Don't gossip or swap stories in an effort to establish rapport by finding something in common with the candidate. Familiar ground can put you both at ease, but the discussion could lead to an uncomfortable situation if both parties don't feel the same way about what's being discussed.9
Don't allow interruptions. Unless there's an emergency, take steps to prevent interruptions before the interview begins. Put calls on hold and a sign on the door indicating that an interview is in progress.
Don't be afraid to outline expectations. Candidates need to understand what's expected of them by the organization and your team to be successful if they're offered the position. Be specific about the job requirements, the hours needing coverage, and the criteria used to determine success. A distorted view of the job will only result in unwanted turnover. You want candidates to fully understand what's required before potentially joining your team.
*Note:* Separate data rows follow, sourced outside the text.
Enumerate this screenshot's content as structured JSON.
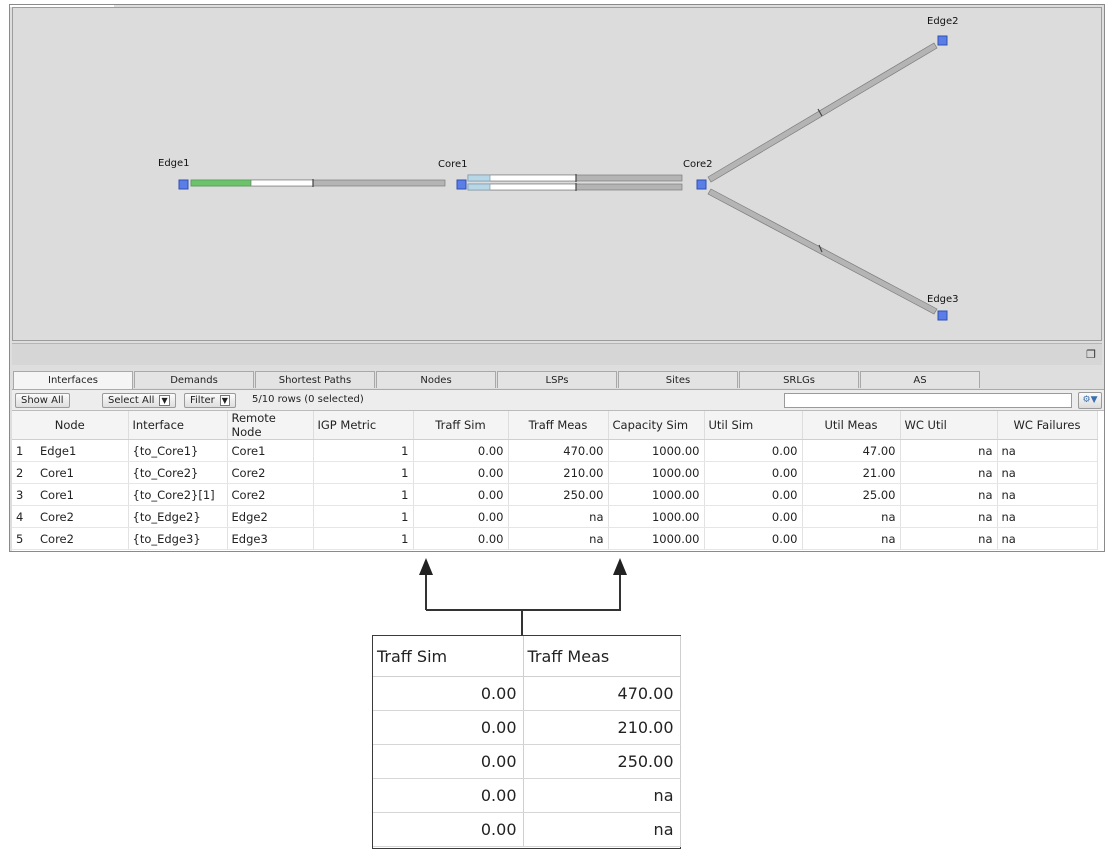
{
  "topology": {
    "nodes": [
      {
        "id": "edge1",
        "label": "Edge1"
      },
      {
        "id": "core1",
        "label": "Core1"
      },
      {
        "id": "core2",
        "label": "Core2"
      },
      {
        "id": "edge2",
        "label": "Edge2"
      },
      {
        "id": "edge3",
        "label": "Edge3"
      }
    ],
    "colors": {
      "node": "#5b7de8",
      "link": "#a9a9a9",
      "util_green": "#6cc36c",
      "util_blue": "#b7d6e6",
      "canvas": "#dcdcdc"
    }
  },
  "tabs": [
    "Interfaces",
    "Demands",
    "Shortest Paths",
    "Nodes",
    "LSPs",
    "Sites",
    "SRLGs",
    "AS"
  ],
  "active_tab": "Interfaces",
  "toolbar": {
    "show_all": "Show All",
    "select_all": "Select All",
    "filter": "Filter",
    "row_count": "5/10 rows (0 selected)"
  },
  "table": {
    "columns": [
      "Node",
      "Interface",
      "Remote Node",
      "IGP Metric",
      "Traff Sim",
      "Traff Meas",
      "Capacity Sim",
      "Util Sim",
      "Util Meas",
      "WC Util",
      "WC Failures"
    ],
    "rows": [
      [
        "1",
        "Edge1",
        "{to_Core1}",
        "Core1",
        "1",
        "0.00",
        "470.00",
        "1000.00",
        "0.00",
        "47.00",
        "na",
        "na"
      ],
      [
        "2",
        "Core1",
        "{to_Core2}",
        "Core2",
        "1",
        "0.00",
        "210.00",
        "1000.00",
        "0.00",
        "21.00",
        "na",
        "na"
      ],
      [
        "3",
        "Core1",
        "{to_Core2}[1]",
        "Core2",
        "1",
        "0.00",
        "250.00",
        "1000.00",
        "0.00",
        "25.00",
        "na",
        "na"
      ],
      [
        "4",
        "Core2",
        "{to_Edge2}",
        "Edge2",
        "1",
        "0.00",
        "na",
        "1000.00",
        "0.00",
        "na",
        "na",
        "na"
      ],
      [
        "5",
        "Core2",
        "{to_Edge3}",
        "Edge3",
        "1",
        "0.00",
        "na",
        "1000.00",
        "0.00",
        "na",
        "na",
        "na"
      ]
    ]
  },
  "callout": {
    "columns": [
      "Traff Sim",
      "Traff Meas"
    ],
    "rows": [
      [
        "0.00",
        "470.00"
      ],
      [
        "0.00",
        "210.00"
      ],
      [
        "0.00",
        "250.00"
      ],
      [
        "0.00",
        "na"
      ],
      [
        "0.00",
        "na"
      ]
    ]
  }
}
Don't ask yes-or-no questions. Be familiar with your interview questions and how to use them to stimulate conversation versus a question-and-answer session. Ask questions that require thought and provoke examples of real-life experiences. If the question doesn't help you determine if the candidate can meet the requirements of the position or be a good fit for your team, don't ask it. Filler questions are a waste of time and don't get you any closer to the perfect hire.
Lastly, don't leave candidates hanging. Spell out next steps and what they can expect. The candidate should leave the interview knowing when a decision will be made, on what basis it will be made, and what other steps may be required.9
Your unique team
Everyone wants to love their job and come to a place where they're respected and can contribute. As you talk with potential team members, highlight what you have to offer that makes your team unique. There are great candidates out there—by using a few of these tips and tricks, you'll begin to build a team of highly engaged, top performers.